Laurel D Austin’s cover art for the Diablo III: Storm of Light book. Her work also graces the screens of millions of gamers – the Diablo series has sold more than 24.8 million copies worldwide. Diablo III : storm of light
An example of Laurel’s skilful blending of animal attributes and anatomies for which she’s famous. One of Laurel’s concept
animation pieces of Grommarsh Hellscream, the legendary World of
Warcraft character. Laurel’s eye-catching poster art for the StarCraft expansion pack Legacy of the Void that was released at the end of 2015. She also directed the artwork for the game.
StarCraft II : Legacy of the Void
Green parrot Dragon

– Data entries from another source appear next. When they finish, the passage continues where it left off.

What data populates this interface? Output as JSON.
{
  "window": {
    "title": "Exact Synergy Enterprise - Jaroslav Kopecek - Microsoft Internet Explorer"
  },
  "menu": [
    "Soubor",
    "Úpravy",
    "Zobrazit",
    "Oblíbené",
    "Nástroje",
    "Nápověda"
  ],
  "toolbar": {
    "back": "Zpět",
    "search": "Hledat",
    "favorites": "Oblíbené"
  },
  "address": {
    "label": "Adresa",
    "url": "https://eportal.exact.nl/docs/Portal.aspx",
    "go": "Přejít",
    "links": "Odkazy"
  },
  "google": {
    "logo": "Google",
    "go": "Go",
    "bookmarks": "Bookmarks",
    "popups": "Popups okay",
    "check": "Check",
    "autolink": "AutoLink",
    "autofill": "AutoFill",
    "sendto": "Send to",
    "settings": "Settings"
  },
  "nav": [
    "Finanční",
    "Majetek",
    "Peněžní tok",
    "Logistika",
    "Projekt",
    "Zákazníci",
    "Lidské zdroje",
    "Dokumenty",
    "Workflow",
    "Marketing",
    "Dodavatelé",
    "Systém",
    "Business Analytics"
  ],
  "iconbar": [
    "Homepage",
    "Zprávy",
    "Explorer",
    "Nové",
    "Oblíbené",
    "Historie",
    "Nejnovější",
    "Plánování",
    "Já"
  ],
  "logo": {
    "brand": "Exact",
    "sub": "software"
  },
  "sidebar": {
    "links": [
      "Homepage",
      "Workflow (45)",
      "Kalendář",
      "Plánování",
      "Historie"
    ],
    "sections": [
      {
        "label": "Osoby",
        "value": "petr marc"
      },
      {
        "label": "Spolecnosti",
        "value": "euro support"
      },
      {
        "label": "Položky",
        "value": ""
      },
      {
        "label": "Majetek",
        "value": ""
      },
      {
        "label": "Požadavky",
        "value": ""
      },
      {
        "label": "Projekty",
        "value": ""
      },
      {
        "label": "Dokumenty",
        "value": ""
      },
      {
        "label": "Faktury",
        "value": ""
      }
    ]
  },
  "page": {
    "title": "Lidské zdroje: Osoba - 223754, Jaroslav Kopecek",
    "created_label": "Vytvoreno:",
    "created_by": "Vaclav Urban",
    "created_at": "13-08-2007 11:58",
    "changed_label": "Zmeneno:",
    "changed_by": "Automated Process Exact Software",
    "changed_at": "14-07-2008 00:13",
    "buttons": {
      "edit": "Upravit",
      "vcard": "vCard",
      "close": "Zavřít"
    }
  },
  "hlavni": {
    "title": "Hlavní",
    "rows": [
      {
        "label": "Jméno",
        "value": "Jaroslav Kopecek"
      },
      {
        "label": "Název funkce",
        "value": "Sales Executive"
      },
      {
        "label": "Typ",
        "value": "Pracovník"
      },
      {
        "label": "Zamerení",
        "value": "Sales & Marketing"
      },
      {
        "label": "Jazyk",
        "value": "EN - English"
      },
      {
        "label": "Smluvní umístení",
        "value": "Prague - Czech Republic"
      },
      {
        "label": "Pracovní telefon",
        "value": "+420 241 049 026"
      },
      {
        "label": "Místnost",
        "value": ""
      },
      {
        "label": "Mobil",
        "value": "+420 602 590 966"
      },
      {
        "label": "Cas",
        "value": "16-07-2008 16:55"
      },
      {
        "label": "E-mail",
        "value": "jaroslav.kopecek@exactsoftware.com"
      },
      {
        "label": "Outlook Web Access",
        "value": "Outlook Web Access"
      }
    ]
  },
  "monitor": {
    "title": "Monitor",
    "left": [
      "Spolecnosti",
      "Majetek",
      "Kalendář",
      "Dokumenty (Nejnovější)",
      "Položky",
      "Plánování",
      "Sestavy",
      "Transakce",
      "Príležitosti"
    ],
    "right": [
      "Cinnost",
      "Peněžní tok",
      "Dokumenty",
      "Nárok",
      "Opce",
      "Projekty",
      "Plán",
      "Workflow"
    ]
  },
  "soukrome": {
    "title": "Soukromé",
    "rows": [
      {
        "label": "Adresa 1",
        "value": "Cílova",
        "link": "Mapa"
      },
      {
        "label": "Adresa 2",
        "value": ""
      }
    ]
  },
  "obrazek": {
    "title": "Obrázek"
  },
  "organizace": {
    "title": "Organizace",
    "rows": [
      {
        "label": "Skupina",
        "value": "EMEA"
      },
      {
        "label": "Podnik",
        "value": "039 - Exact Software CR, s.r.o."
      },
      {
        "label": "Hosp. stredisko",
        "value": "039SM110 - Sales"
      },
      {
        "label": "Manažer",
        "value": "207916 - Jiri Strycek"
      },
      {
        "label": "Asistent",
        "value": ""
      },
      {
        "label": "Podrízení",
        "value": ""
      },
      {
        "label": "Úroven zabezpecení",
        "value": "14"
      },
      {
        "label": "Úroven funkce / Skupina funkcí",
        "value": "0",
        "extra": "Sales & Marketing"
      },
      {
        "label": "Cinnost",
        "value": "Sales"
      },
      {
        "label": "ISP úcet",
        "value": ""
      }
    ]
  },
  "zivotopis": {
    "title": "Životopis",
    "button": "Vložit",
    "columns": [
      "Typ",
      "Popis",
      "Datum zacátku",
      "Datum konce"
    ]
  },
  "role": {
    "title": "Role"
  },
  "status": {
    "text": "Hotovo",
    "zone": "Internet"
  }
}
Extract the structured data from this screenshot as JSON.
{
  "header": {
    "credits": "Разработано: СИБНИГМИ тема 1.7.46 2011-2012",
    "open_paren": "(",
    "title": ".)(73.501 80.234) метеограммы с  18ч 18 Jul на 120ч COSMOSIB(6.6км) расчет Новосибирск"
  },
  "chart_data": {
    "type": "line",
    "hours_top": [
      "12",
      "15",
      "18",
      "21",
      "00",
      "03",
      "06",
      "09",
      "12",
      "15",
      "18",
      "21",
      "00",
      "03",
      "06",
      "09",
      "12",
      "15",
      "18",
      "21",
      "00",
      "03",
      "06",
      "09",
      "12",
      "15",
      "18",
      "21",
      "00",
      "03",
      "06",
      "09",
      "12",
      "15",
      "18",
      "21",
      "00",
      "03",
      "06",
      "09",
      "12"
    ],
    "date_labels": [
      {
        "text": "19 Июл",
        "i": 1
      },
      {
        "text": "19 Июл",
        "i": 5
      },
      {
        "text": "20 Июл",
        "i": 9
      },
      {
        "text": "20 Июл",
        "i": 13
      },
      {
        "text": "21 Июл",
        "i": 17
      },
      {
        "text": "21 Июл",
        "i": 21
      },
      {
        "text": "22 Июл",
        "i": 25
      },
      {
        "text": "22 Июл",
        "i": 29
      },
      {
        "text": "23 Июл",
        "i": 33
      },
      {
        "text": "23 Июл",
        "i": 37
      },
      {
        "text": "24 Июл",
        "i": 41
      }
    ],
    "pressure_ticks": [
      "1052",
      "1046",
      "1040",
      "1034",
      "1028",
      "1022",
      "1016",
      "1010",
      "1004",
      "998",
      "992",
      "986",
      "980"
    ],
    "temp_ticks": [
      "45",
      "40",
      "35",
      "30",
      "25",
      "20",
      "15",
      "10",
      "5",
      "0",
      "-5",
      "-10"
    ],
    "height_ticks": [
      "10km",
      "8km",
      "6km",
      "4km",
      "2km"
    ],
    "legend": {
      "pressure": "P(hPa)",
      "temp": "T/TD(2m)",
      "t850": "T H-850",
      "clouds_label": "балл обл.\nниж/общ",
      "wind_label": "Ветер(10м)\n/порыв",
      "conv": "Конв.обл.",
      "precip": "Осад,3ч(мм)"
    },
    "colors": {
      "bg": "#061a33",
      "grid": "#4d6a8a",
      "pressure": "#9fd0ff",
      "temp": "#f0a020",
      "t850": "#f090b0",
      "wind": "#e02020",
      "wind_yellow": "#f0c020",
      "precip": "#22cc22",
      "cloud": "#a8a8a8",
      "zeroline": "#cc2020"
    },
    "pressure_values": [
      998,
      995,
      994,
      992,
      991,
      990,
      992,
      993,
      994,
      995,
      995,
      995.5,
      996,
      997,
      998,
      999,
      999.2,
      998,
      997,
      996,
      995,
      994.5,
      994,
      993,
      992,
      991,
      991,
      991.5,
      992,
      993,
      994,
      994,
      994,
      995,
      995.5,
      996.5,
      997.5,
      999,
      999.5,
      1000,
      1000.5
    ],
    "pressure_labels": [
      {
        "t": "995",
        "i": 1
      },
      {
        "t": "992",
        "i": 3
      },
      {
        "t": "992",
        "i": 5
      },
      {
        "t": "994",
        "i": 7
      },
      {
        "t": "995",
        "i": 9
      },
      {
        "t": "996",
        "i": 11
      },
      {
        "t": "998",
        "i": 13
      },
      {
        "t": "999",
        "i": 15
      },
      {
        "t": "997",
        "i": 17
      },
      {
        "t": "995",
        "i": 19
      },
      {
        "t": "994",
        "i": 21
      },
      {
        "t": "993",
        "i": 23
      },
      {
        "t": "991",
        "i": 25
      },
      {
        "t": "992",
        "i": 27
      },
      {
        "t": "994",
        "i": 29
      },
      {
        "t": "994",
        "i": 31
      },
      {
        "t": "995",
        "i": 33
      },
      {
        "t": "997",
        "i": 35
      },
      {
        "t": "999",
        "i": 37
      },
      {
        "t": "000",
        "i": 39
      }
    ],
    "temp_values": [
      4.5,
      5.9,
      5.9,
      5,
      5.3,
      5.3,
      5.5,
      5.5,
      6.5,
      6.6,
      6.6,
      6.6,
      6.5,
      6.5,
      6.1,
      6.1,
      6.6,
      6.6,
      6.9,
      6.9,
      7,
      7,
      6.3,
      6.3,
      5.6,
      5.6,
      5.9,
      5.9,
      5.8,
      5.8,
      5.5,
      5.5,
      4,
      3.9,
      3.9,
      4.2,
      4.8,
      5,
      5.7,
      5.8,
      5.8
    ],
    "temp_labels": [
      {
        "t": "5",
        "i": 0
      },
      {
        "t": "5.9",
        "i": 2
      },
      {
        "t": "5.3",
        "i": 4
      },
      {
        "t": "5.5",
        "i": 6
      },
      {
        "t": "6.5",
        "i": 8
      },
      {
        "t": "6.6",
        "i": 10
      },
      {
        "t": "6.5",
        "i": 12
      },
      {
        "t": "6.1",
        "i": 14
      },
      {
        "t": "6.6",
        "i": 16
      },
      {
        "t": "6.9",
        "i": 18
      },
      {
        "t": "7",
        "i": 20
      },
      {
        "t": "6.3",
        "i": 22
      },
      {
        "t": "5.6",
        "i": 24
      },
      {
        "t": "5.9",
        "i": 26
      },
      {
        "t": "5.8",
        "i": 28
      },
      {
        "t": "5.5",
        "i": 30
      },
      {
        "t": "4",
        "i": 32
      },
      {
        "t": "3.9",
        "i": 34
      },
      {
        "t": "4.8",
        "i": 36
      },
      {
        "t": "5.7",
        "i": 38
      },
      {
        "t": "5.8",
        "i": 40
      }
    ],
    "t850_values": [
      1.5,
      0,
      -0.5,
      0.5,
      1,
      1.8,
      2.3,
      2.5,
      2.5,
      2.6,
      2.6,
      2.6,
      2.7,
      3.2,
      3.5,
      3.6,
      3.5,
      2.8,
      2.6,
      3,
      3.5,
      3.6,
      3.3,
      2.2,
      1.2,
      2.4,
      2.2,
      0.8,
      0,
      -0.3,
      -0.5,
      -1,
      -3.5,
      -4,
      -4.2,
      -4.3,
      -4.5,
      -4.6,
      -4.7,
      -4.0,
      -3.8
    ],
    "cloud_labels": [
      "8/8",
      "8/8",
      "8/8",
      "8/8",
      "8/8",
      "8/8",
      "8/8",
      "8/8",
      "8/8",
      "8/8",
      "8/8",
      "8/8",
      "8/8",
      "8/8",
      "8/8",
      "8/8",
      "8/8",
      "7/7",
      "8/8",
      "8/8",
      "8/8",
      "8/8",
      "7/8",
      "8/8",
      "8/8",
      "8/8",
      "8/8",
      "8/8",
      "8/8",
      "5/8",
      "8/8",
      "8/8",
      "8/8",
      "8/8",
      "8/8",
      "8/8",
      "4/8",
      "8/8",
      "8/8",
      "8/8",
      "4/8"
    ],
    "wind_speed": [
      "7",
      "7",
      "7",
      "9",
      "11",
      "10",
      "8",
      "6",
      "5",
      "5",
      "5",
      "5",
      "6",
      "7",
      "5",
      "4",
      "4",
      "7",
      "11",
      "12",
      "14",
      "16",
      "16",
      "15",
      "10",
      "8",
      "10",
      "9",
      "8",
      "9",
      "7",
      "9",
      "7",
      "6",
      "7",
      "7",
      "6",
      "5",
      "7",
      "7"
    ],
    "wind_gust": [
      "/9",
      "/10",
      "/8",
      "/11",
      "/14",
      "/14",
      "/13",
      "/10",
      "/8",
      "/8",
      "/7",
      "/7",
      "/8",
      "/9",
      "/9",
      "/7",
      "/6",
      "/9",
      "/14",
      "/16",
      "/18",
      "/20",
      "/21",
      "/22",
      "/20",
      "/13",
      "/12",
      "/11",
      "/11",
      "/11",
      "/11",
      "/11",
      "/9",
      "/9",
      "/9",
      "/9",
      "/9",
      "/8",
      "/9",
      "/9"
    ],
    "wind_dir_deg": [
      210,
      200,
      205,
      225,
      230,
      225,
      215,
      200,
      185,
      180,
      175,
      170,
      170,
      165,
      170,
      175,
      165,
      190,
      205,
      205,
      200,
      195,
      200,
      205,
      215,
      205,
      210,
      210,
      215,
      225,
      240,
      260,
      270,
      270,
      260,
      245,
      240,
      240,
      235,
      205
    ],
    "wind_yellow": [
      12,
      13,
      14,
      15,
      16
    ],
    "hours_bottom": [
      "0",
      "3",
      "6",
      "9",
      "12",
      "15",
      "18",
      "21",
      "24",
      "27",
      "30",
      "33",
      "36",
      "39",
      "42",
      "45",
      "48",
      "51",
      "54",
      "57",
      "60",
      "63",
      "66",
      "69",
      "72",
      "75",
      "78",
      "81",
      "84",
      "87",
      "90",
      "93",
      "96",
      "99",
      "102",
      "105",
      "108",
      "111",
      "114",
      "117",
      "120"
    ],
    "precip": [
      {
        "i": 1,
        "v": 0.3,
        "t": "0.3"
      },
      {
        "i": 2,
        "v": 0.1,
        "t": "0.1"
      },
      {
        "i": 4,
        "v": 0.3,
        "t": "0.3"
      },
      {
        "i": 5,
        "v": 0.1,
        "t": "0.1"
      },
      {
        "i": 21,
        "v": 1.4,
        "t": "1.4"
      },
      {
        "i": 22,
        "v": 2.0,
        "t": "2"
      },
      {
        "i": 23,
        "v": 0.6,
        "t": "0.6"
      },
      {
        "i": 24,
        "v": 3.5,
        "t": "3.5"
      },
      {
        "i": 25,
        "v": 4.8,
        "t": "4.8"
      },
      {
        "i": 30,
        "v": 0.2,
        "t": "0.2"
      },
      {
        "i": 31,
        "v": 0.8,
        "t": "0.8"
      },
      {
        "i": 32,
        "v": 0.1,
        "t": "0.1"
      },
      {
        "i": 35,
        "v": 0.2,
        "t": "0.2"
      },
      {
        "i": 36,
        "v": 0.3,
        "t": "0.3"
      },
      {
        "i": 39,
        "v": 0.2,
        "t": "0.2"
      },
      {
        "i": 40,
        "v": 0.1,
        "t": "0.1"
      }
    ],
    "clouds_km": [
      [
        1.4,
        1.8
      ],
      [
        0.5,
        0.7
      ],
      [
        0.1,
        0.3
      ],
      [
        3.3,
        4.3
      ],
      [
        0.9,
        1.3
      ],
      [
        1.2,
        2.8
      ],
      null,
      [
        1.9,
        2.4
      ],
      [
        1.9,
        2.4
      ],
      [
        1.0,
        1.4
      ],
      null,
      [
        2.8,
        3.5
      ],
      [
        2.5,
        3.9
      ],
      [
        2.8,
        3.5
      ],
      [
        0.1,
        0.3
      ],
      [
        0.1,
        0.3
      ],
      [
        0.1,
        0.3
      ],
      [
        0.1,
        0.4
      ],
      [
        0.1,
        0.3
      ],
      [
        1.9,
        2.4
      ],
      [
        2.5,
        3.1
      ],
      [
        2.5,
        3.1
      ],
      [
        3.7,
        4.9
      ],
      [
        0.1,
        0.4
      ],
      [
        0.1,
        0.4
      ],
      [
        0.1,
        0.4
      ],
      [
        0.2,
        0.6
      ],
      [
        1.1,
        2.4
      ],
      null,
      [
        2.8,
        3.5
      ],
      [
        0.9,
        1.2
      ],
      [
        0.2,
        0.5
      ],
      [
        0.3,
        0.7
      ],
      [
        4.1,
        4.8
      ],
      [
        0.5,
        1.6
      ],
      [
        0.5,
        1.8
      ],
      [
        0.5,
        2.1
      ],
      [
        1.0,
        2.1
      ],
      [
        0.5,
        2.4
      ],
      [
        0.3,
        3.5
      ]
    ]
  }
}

learning from the best The Hearthstone, Heroes of Warcraft expansion, is one of Laurel’s favourite games, and features many of her character creations. “The most enjoyable episode for me to work on...” she says. “I love me some wolves.” Adding: “I can’t help but feel more connected to Durotan as a character after drawing him so much. Funny how that happens, really.” A character concept Laurel created for the online Game Artist Academy.
Hearthstone “Seeing what pro artists were posting online, what careers were possible and what working to a professional standard meant, gave me a clear target to hit and showed me the resources I needed.”
Ceretoesaurous A visit to the Royal Tyrrell Museum in Alberta, Canada, put Laurel in a “dinosaur-type mood.”
A new concept piece from Laurel. Even her rougher painting style captures the drama and movement in the scene. know thy musc les “An interdisciplinary school helped me improve my figure drawing skills, and the absolutely stellar anatomy classes meant I understood the underlying structures in the human body. I can still name obscure muscle groups as a